### TASK STATEMENT
An exact restatement of the records below is expected.
[MATERIAL FOR THE TASK Boundary: Start]
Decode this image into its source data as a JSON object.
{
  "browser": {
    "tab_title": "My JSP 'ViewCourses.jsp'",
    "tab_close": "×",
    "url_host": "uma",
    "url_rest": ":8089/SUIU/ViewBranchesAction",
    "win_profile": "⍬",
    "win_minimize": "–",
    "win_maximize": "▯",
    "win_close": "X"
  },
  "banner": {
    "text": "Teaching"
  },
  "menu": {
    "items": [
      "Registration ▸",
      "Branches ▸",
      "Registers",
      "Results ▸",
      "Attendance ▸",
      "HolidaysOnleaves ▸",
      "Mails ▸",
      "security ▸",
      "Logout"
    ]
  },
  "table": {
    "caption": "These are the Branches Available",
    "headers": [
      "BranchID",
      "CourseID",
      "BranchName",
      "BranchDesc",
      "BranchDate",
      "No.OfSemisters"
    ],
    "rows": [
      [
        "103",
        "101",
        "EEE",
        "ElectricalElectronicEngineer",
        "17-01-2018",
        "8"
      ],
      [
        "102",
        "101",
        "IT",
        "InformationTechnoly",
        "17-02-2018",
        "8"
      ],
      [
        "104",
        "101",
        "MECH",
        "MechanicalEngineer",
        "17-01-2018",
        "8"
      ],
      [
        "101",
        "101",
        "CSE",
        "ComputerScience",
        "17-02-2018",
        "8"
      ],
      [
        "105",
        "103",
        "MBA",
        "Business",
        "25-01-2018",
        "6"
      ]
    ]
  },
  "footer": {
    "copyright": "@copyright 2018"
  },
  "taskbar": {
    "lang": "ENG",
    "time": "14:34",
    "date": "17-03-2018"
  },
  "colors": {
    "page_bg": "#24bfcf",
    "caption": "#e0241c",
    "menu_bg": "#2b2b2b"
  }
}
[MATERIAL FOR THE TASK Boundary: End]
### RESULT FOR THIS TASK
Decode this image into its source data as a JSON object.
{
  "browser": {
    "tab_title": "My JSP 'ViewCourses.jsp'",
    "tab_close": "×",
    "url_host": "uma",
    "url_rest": ":8089/SUIU/ViewBranchesAction",
    "win_profile": "⍬",
    "win_minimize": "–",
    "win_maximize": "▯",
    "win_close": "X"
  },
  "banner": {
    "text": "Teaching"
  },
  "menu": {
    "items": [
      "Registration ▸",
      "Branches ▸",
      "Registers",
      "Results ▸",
      "Attendance ▸",
      "HolidaysOnleaves ▸",
      "Mails ▸",
      "security ▸",
      "Logout"
    ]
  },
  "table": {
    "caption": "These are the Branches Available",
    "headers": [
      "BranchID",
      "CourseID",
      "BranchName",
      "BranchDesc",
      "BranchDate",
      "No.OfSemisters"
    ],
    "rows": [
      [
        "103",
        "101",
        "EEE",
        "ElectricalElectronicEngineer",
        "17-01-2018",
        "8"
      ],
      [
        "102",
        "101",
        "IT",
        "InformationTechnoly",
        "17-02-2018",
        "8"
      ],
      [
        "104",
        "101",
        "MECH",
        "MechanicalEngineer",
        "17-01-2018",
        "8"
      ],
      [
        "101",
        "101",
        "CSE",
        "ComputerScience",
        "17-02-2018",
        "8"
      ],
      [
        "105",
        "103",
        "MBA",
        "Business",
        "25-01-2018",
        "6"
      ]
    ]
  },
  "footer": {
    "copyright": "@copyright 2018"
  },
  "taskbar": {
    "lang": "ENG",
    "time": "14:34",
    "date": "17-03-2018"
  },
  "colors": {
    "page_bg": "#24bfcf",
    "caption": "#e0241c",
    "menu_bg": "#2b2b2b"
  }
}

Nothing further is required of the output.